(AIM OF THE EXERCISE)
For each line of the listing below that contains the string "accent", copy the line.

Segment Start: MATERIAL PROVIDED

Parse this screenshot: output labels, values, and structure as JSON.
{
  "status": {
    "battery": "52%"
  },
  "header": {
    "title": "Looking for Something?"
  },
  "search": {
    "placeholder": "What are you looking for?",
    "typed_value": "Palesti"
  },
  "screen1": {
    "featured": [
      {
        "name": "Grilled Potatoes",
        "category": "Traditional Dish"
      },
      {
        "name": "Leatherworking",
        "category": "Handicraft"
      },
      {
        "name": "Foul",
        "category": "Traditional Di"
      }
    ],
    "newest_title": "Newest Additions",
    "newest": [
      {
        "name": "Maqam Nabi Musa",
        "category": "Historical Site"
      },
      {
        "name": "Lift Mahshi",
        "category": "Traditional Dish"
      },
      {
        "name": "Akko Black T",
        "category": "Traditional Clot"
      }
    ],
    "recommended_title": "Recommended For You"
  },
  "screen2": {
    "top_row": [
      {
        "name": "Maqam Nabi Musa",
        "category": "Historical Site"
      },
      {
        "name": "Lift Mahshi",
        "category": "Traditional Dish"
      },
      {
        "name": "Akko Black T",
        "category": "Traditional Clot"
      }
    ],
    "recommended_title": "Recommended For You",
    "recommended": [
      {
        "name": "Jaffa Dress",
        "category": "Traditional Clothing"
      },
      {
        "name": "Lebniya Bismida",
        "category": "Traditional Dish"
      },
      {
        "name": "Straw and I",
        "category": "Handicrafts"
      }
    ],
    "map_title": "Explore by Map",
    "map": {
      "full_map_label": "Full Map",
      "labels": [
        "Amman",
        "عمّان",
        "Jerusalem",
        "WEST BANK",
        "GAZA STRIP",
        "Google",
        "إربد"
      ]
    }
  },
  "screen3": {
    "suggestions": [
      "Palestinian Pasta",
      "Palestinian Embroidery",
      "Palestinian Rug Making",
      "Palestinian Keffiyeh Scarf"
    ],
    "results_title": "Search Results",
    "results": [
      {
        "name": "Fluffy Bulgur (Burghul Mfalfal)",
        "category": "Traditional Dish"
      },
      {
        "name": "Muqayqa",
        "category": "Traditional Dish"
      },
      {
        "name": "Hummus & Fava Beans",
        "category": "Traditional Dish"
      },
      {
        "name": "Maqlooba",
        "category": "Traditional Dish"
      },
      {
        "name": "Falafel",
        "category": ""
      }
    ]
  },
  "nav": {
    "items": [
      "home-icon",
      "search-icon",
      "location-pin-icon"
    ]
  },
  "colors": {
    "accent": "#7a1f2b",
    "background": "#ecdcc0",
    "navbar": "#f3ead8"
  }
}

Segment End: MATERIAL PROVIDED
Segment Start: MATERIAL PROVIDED

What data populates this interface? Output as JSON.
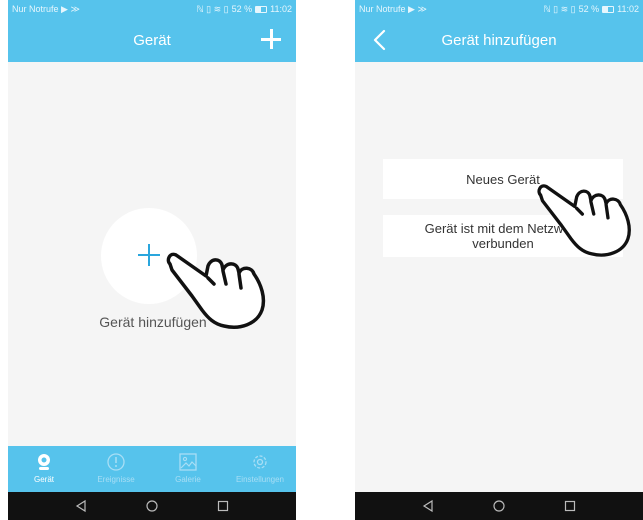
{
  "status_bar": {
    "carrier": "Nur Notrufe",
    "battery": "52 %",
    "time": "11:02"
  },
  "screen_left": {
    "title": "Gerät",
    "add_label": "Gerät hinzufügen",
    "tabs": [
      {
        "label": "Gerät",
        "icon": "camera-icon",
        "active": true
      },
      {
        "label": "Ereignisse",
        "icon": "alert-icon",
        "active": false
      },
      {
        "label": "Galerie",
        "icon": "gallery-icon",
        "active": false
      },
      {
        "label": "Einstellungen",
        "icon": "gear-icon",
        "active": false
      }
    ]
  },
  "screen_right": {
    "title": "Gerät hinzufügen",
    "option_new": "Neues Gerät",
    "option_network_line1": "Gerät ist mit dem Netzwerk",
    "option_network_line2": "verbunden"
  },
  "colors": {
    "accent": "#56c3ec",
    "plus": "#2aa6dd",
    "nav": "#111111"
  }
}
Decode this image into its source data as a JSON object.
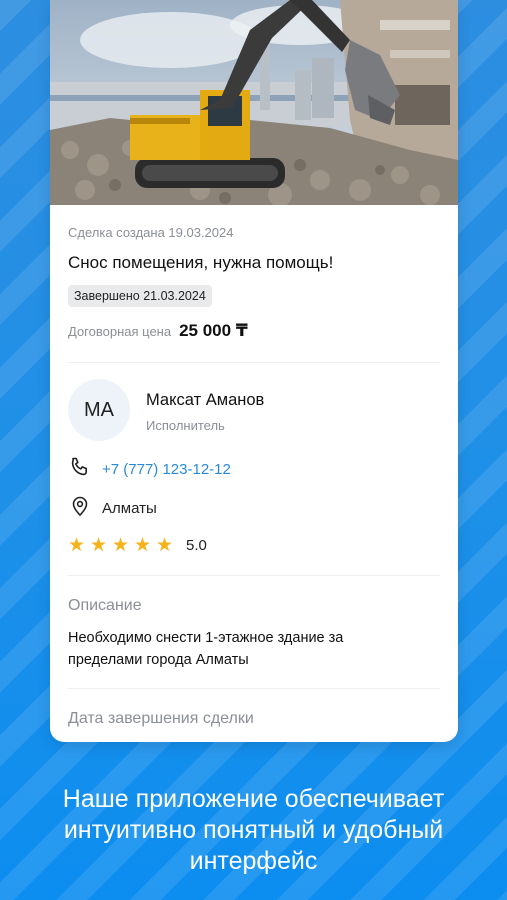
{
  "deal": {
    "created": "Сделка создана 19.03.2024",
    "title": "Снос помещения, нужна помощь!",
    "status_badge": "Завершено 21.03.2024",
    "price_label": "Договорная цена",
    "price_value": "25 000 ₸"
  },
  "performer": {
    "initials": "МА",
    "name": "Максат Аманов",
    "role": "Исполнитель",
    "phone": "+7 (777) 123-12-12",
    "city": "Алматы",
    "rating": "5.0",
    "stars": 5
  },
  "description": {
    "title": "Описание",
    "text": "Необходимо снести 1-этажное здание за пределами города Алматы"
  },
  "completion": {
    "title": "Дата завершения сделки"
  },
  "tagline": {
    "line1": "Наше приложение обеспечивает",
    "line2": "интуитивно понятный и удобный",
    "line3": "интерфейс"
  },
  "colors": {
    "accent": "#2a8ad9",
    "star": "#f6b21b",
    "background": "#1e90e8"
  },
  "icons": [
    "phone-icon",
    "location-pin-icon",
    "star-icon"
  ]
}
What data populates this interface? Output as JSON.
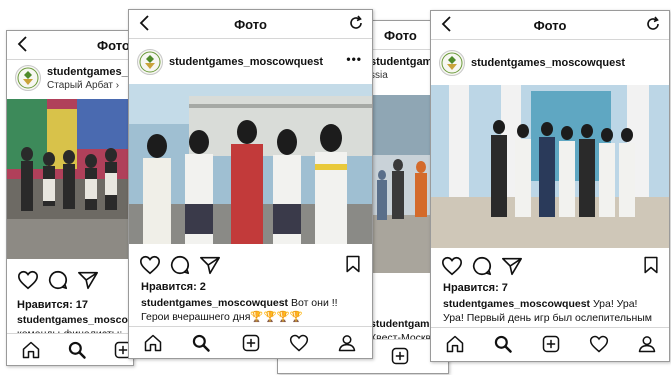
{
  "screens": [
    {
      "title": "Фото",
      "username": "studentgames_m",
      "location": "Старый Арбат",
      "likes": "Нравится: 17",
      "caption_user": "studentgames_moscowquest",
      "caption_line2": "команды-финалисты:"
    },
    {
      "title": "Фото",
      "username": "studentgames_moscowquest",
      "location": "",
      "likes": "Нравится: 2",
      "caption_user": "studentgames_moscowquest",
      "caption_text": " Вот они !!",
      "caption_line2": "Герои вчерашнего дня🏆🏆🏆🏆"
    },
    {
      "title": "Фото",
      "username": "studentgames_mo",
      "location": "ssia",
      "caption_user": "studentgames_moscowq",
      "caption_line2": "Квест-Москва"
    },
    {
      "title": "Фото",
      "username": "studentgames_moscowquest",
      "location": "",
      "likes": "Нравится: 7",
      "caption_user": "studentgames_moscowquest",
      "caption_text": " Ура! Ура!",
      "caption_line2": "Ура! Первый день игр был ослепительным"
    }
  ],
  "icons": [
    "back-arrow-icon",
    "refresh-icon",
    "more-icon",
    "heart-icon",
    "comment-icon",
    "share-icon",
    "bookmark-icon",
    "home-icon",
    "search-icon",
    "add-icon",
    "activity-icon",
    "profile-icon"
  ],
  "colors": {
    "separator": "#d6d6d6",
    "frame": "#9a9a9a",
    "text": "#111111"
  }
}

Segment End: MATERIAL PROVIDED

(ANSWER SECTION)
    "accent": "#7a1f2b",
    "accent": "#56c3ec",
    "accent": "#2a8ad9",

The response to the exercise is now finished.